> YOUR GOAL: Retype all of the records precisely.

Entries from a dataset of interfaces
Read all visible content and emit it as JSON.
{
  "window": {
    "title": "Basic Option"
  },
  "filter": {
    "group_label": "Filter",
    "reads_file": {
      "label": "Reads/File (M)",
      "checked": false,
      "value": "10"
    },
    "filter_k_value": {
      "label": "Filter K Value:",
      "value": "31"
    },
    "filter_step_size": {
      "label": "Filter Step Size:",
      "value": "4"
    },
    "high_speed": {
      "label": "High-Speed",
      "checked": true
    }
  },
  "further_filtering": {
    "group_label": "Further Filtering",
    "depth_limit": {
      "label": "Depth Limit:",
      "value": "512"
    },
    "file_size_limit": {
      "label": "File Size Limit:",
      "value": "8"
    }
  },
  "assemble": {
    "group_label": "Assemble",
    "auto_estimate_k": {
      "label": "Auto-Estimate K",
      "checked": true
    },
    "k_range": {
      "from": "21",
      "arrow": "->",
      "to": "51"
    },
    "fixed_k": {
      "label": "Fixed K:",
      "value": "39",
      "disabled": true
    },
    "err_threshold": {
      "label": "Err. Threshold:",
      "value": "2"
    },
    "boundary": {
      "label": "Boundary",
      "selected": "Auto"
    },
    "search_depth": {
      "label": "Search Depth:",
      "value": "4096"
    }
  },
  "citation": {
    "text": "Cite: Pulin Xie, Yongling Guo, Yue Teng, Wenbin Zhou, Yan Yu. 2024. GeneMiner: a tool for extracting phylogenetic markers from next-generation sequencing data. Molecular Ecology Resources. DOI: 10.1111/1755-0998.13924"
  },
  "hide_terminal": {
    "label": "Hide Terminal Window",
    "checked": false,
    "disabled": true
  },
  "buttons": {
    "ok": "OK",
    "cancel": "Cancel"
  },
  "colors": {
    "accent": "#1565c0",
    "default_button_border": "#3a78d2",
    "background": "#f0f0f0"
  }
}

> TASK RESULT:
Read all visible content and emit it as JSON.
{
  "window": {
    "title": "Basic Option"
  },
  "filter": {
    "group_label": "Filter",
    "reads_file": {
      "label": "Reads/File (M)",
      "checked": false,
      "value": "10"
    },
    "filter_k_value": {
      "label": "Filter K Value:",
      "value": "31"
    },
    "filter_step_size": {
      "label": "Filter Step Size:",
      "value": "4"
    },
    "high_speed": {
      "label": "High-Speed",
      "checked": true
    }
  },
  "further_filtering": {
    "group_label": "Further Filtering",
    "depth_limit": {
      "label": "Depth Limit:",
      "value": "512"
    },
    "file_size_limit": {
      "label": "File Size Limit:",
      "value": "8"
    }
  },
  "assemble": {
    "group_label": "Assemble",
    "auto_estimate_k": {
      "label": "Auto-Estimate K",
      "checked": true
    },
    "k_range": {
      "from": "21",
      "arrow": "->",
      "to": "51"
    },
    "fixed_k": {
      "label": "Fixed K:",
      "value": "39",
      "disabled": true
    },
    "err_threshold": {
      "label": "Err. Threshold:",
      "value": "2"
    },
    "boundary": {
      "label": "Boundary",
      "selected": "Auto"
    },
    "search_depth": {
      "label": "Search Depth:",
      "value": "4096"
    }
  },
  "citation": {
    "text": "Cite: Pulin Xie, Yongling Guo, Yue Teng, Wenbin Zhou, Yan Yu. 2024. GeneMiner: a tool for extracting phylogenetic markers from next-generation sequencing data. Molecular Ecology Resources. DOI: 10.1111/1755-0998.13924"
  },
  "hide_terminal": {
    "label": "Hide Terminal Window",
    "checked": false,
    "disabled": true
  },
  "buttons": {
    "ok": "OK",
    "cancel": "Cancel"
  },
  "colors": {
    "accent": "#1565c0",
    "default_button_border": "#3a78d2",
    "background": "#f0f0f0"
  }
}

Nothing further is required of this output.